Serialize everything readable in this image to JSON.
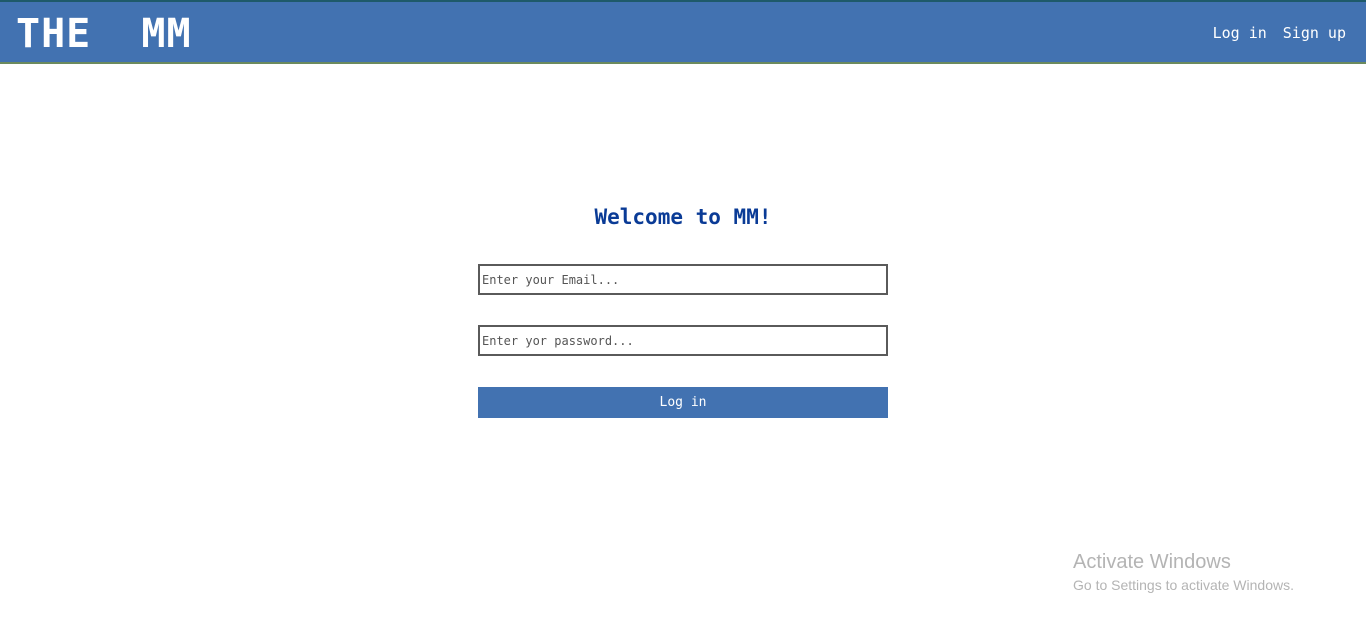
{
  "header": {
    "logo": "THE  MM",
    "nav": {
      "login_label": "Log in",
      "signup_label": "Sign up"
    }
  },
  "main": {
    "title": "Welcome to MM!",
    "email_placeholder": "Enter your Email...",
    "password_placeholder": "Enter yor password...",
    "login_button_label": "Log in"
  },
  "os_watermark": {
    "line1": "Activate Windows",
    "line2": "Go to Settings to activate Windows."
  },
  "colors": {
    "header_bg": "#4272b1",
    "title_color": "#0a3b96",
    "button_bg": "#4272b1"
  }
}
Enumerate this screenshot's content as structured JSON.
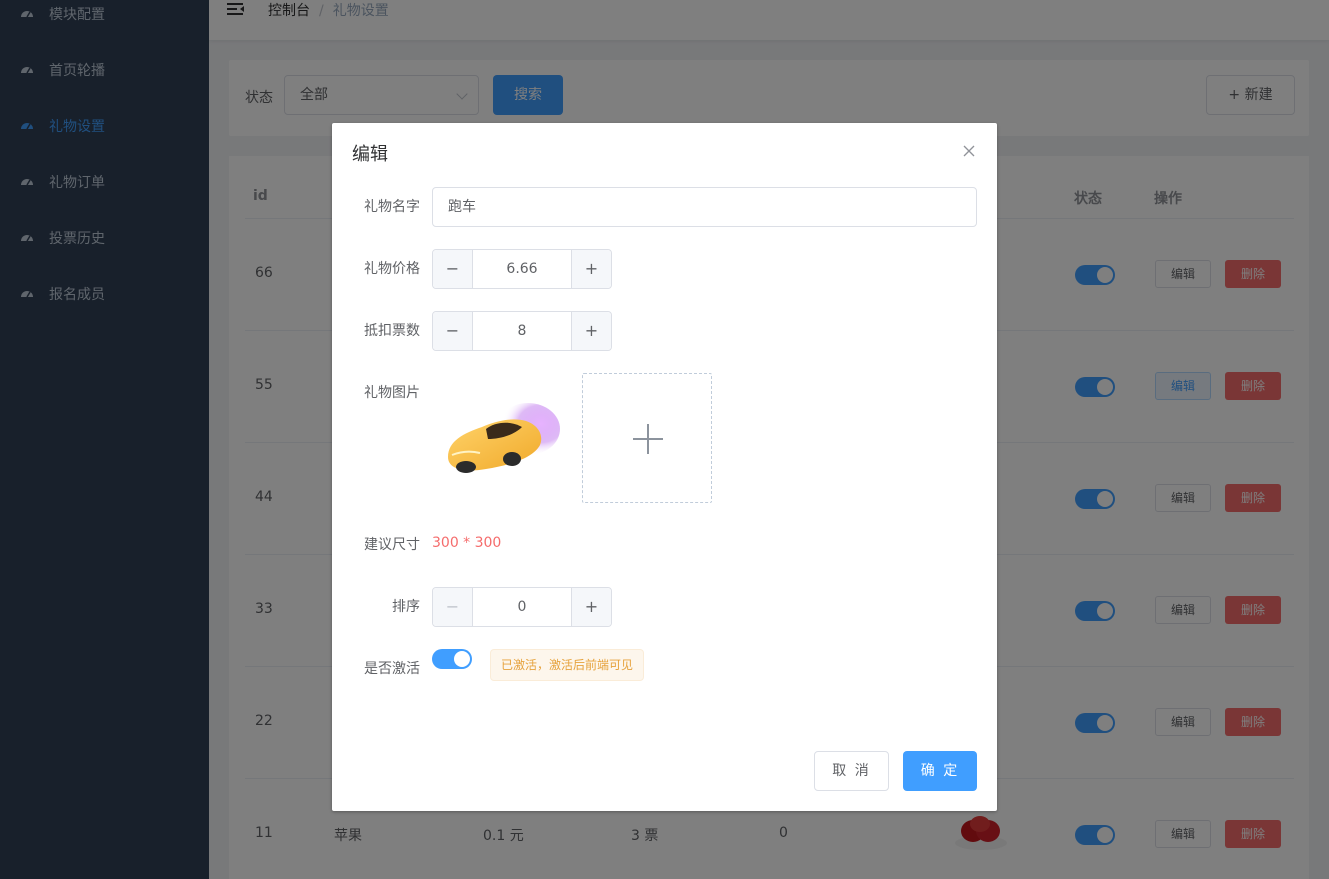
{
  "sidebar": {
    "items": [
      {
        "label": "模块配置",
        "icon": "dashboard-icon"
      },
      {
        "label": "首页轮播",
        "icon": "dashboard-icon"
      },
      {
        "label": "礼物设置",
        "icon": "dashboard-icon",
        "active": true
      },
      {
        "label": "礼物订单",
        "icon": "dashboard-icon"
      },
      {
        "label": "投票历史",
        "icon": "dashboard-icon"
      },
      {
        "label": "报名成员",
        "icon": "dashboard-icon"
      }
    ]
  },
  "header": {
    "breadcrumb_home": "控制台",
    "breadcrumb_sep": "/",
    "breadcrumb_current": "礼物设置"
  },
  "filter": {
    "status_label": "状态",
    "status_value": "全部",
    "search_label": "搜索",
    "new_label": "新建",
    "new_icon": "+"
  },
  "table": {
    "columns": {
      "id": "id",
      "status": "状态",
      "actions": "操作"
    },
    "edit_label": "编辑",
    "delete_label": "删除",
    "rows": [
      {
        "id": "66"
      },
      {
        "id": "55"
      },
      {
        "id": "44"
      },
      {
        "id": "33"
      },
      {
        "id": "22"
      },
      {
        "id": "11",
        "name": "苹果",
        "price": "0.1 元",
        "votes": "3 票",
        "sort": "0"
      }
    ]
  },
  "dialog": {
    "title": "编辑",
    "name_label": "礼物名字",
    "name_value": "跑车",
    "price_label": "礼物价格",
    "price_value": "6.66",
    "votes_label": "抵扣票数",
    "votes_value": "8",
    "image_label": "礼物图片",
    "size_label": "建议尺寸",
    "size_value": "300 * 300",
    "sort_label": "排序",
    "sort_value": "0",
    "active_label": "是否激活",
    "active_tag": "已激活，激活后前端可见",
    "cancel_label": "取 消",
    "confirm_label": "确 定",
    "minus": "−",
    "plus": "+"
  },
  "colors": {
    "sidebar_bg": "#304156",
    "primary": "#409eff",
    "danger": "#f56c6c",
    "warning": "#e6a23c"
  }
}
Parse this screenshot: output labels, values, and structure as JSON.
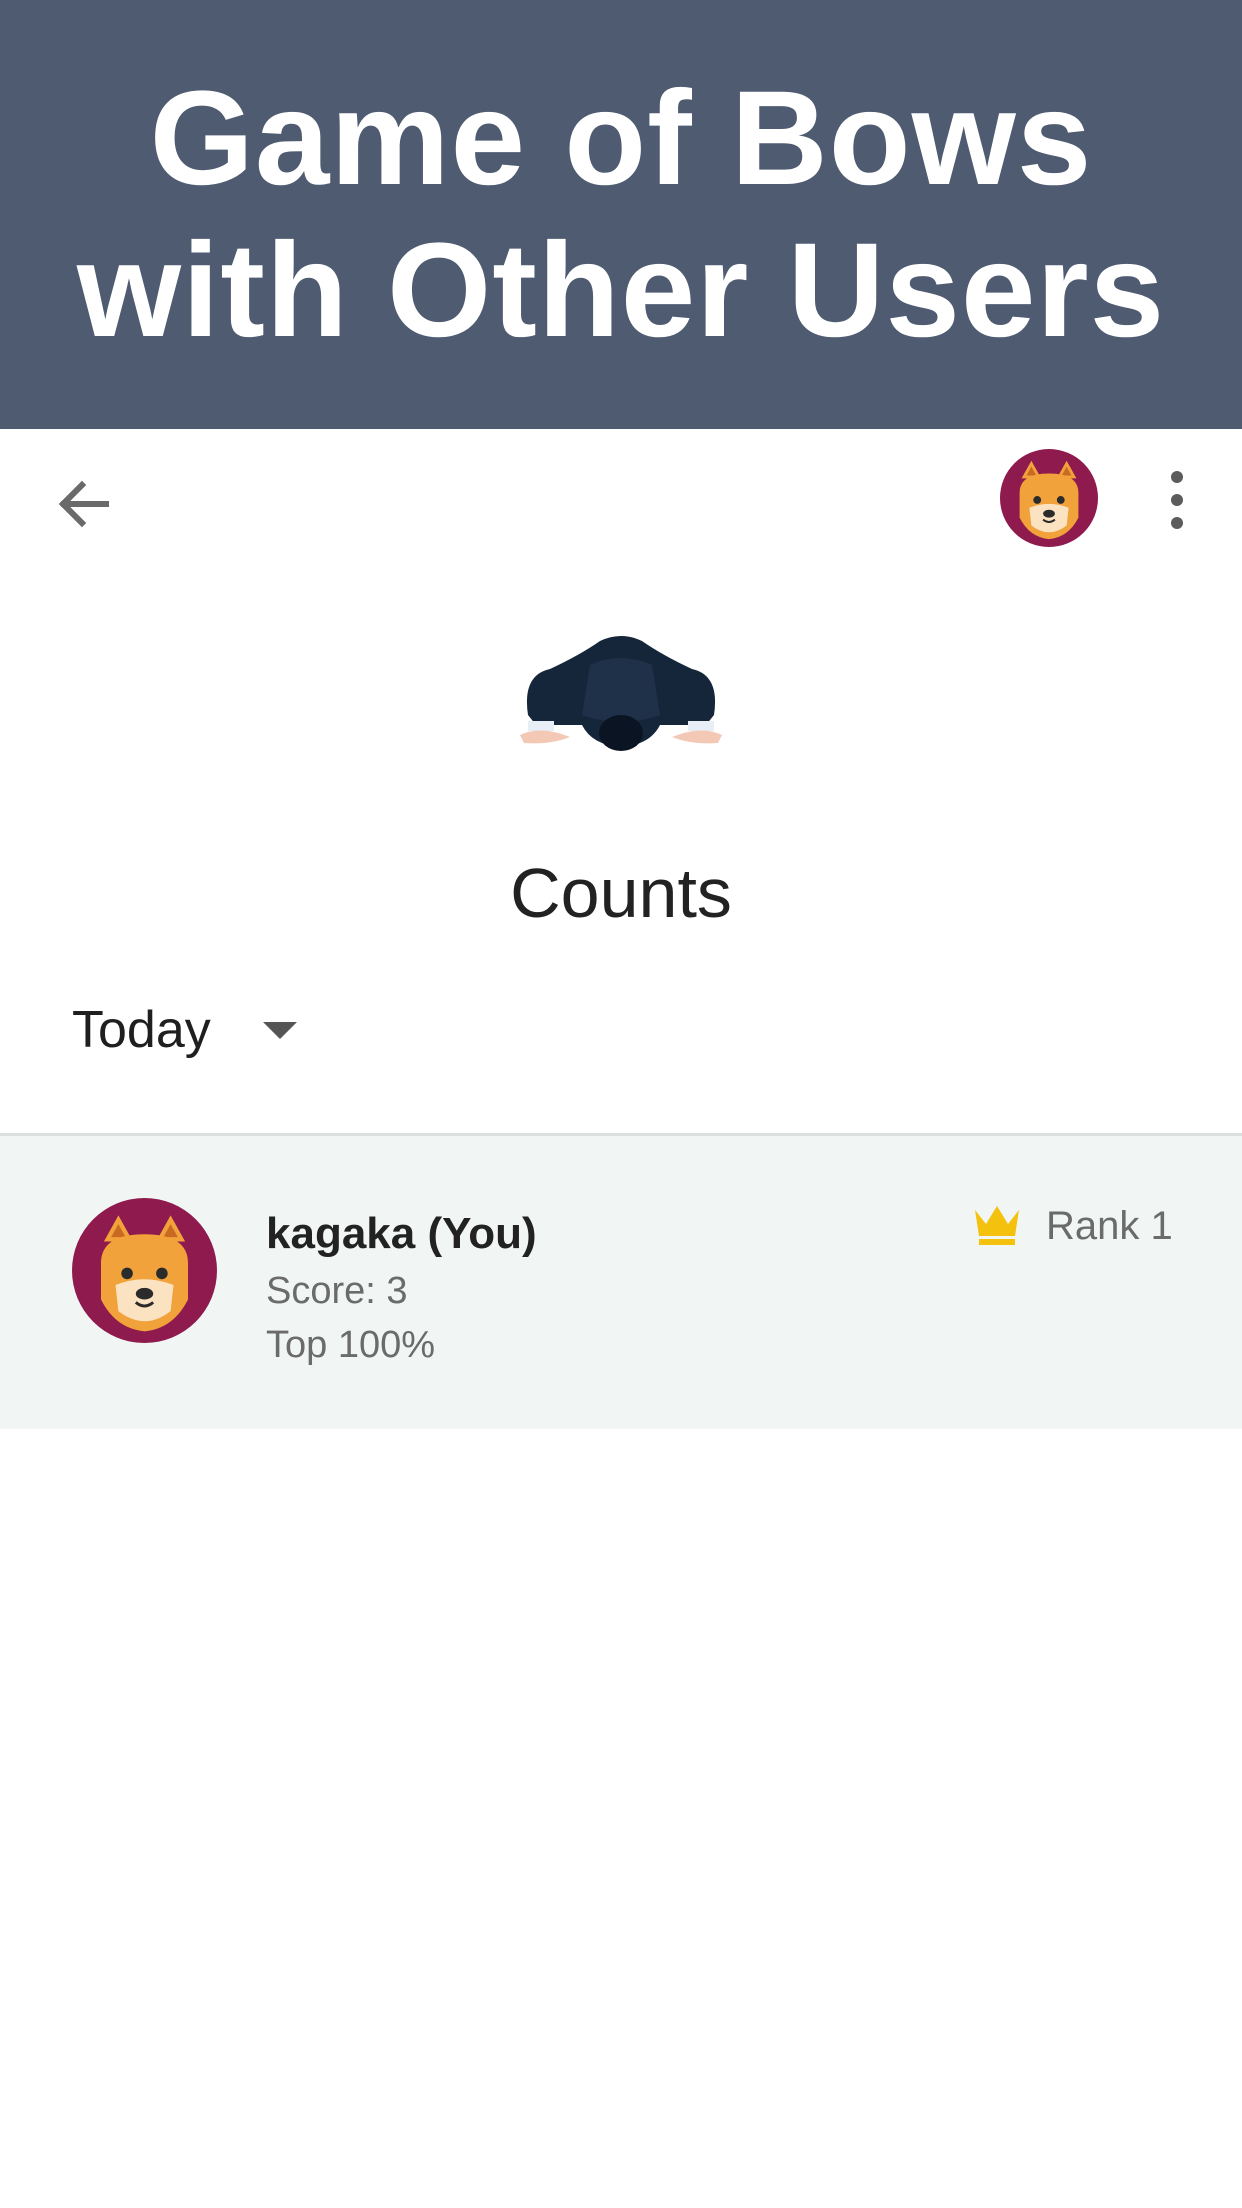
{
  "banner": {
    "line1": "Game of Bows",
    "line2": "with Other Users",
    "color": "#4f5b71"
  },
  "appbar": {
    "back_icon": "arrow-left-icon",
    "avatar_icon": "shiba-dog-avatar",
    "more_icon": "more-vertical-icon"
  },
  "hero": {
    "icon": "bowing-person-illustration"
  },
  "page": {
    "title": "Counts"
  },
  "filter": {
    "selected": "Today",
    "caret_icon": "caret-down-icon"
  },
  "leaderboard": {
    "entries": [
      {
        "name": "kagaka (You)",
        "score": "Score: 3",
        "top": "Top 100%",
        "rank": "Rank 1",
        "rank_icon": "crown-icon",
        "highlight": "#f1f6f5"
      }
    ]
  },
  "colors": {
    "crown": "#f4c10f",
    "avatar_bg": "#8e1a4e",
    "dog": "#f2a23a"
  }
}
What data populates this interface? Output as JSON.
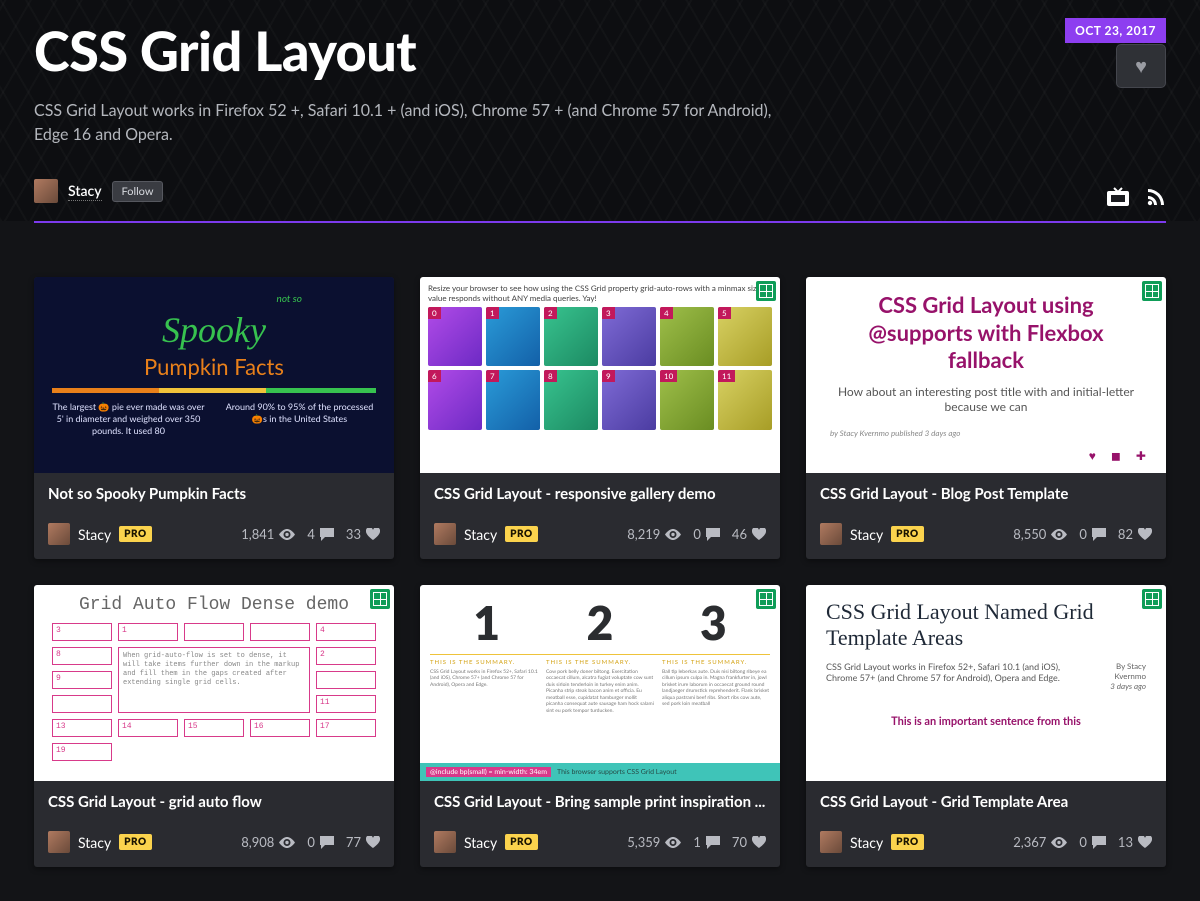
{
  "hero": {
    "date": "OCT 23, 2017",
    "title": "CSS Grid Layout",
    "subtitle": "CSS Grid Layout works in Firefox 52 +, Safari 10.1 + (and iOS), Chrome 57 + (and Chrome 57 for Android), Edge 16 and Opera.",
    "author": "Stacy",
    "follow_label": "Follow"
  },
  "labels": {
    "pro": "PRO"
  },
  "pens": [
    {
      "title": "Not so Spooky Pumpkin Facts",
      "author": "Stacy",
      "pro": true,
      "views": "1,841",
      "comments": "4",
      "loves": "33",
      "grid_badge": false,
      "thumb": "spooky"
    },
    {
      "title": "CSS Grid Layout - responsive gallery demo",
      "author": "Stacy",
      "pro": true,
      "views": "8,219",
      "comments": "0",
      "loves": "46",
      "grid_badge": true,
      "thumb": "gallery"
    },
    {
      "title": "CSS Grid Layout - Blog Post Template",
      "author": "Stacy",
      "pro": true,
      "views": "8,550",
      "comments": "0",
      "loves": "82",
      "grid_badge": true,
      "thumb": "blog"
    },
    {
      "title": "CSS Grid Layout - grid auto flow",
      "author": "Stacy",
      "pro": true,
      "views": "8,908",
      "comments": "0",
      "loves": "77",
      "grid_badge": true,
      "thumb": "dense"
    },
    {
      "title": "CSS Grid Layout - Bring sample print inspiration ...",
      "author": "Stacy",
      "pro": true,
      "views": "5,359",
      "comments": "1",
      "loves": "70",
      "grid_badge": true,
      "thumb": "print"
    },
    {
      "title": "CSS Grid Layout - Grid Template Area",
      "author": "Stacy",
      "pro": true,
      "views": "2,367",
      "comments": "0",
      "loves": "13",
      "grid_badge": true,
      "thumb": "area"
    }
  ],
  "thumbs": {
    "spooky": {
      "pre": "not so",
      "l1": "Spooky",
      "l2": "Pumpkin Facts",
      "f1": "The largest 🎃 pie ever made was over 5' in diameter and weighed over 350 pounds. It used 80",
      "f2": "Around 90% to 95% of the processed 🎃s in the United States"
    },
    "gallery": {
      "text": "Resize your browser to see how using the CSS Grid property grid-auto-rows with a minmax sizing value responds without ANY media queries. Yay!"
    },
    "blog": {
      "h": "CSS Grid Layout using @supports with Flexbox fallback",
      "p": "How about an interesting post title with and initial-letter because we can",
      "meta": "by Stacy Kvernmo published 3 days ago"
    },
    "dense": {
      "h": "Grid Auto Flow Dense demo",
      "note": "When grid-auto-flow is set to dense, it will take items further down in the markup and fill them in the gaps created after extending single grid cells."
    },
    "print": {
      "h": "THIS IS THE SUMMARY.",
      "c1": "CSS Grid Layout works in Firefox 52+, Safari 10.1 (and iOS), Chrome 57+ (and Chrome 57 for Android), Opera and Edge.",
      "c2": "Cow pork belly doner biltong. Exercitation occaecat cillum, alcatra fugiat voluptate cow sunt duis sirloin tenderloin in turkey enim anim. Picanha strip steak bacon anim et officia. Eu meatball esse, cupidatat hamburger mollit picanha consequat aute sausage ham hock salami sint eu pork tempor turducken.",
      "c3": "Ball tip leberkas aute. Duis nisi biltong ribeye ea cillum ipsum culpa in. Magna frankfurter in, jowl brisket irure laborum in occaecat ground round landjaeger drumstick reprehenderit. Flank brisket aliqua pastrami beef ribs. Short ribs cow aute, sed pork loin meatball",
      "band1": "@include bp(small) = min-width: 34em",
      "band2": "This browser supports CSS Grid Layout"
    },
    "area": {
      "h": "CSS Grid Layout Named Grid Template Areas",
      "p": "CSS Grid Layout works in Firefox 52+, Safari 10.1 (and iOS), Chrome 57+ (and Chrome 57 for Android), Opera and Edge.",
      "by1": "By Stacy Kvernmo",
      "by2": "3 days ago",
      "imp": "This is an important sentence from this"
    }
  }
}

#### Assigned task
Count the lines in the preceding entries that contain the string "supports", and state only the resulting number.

#### Problem solution
2